The above image here is just another close-up showing the twill tape/fabric that has been used to bind the edges. You can clearly see the grain line here of the tape/fabric so it proves that this binding doesn’t always have to be cut on the bias.  You can also see the direction of the grain of the fabric here. Don’t be confused bu the angled weave pattern – we’re not hot on our fabric weaves – but denim and twill and drill all have this diagonal effect while the grainline is the subtle direction of each thread appearance that makes up those diagonal lines.

Snowshill 18th c Stays - HandBound research


Stays-SNO.1293-HandBound historical costume Research

Example of Panel stitching that looks like a ladder.

Hmmm…it’s a bit of a conundrum this because in the above image you see what we call the ‘ladder stitch’ (which is really just the stitching that draws the two panels together. When the panels are joined it appears like the rungs of a ladder). This gives it the appearance that that brown/green thread is infact holding 2 panels together. However, it could also be the panels sewn together before being applied to the stays and as the fabric has been pulled tight, so it pulls that stitching apart a little and we see the stitching. It’s just funny and a little confusing because it is exactly the same effect when sewing 2 panels together – as seen to our above right here.
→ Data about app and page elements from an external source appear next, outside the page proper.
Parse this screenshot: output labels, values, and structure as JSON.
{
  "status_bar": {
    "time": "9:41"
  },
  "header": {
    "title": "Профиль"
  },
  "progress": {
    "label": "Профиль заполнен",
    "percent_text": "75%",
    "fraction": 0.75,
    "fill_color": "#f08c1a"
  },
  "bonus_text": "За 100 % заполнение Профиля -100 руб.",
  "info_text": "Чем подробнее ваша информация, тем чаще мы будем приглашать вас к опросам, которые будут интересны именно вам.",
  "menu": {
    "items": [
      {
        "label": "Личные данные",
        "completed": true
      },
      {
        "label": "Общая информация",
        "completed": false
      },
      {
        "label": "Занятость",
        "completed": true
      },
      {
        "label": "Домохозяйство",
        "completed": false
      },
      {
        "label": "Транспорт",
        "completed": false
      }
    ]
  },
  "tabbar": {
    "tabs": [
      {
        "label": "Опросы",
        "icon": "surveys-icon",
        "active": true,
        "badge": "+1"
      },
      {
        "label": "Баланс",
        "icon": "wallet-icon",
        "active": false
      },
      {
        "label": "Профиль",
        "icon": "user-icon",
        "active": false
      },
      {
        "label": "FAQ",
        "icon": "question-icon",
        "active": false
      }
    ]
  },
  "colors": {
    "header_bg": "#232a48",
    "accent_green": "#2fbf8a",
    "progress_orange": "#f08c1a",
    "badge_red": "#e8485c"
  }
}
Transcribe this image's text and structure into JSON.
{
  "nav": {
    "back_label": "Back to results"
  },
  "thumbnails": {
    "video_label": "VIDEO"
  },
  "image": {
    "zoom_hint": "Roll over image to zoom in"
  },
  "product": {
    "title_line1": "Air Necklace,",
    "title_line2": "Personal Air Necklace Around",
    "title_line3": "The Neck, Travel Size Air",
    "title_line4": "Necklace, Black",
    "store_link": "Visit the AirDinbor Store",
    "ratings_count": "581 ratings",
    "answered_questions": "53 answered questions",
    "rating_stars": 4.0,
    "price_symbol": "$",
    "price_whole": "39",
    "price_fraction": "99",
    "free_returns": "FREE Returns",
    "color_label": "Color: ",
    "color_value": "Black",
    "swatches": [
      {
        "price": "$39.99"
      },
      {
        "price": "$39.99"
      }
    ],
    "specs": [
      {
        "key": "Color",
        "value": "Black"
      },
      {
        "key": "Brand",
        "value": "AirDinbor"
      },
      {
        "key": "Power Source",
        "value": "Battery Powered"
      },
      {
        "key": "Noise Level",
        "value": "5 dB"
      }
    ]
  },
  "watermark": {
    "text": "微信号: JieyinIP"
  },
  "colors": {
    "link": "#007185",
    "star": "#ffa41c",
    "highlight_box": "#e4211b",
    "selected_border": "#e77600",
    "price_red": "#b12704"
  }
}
SNO.1291 - HandBound Research Sketch

Our Notes from the Study Session – SNO.1291

Our notes gradually during the Study Session get hastier and hastier as the time begins to run out – it’s always the same. These were the 4th item looked at so things had become a bit scribbly and basic.

The Notes include details such as:

– 12″ in the fullness of the CF curve and 8″ across.
– 12 1/2″ CF length.
– 19″ from CB to CB
– 15 1/2″ CB length.
– Back width before it goes into the scye (armhole) is 3 1/2″
– From CF and SF SS at top to CF is 9″ on the half.